• [PROBLEM REQUIREMENTS]
Could you find each line of the data below that contains the word "icon" and copy those lines?

• [Interface dataset entries]
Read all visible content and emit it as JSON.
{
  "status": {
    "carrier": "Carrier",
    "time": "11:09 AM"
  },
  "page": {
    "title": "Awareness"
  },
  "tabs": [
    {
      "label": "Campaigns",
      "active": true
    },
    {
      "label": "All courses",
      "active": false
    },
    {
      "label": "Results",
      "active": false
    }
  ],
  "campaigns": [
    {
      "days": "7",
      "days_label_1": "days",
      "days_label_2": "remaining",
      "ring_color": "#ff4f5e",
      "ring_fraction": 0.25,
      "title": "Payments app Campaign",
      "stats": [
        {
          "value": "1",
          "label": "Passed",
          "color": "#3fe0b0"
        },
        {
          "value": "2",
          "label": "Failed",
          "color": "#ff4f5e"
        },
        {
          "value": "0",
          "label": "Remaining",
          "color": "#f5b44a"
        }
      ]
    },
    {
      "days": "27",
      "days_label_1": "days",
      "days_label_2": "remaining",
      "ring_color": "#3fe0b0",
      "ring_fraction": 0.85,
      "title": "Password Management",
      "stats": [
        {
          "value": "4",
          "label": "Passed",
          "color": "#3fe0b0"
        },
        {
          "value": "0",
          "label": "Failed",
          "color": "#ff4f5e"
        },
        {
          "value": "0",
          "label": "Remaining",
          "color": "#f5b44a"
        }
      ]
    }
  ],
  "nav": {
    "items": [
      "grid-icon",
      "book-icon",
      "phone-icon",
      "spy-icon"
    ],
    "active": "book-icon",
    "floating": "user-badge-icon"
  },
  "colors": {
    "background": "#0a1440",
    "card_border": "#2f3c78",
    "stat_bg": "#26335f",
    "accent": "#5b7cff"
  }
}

• [OUTPUT BELOW]
      "grid-icon",
      "book-icon",
      "phone-icon",
      "spy-icon"
    "active": "book-icon",
    "floating": "user-badge-icon"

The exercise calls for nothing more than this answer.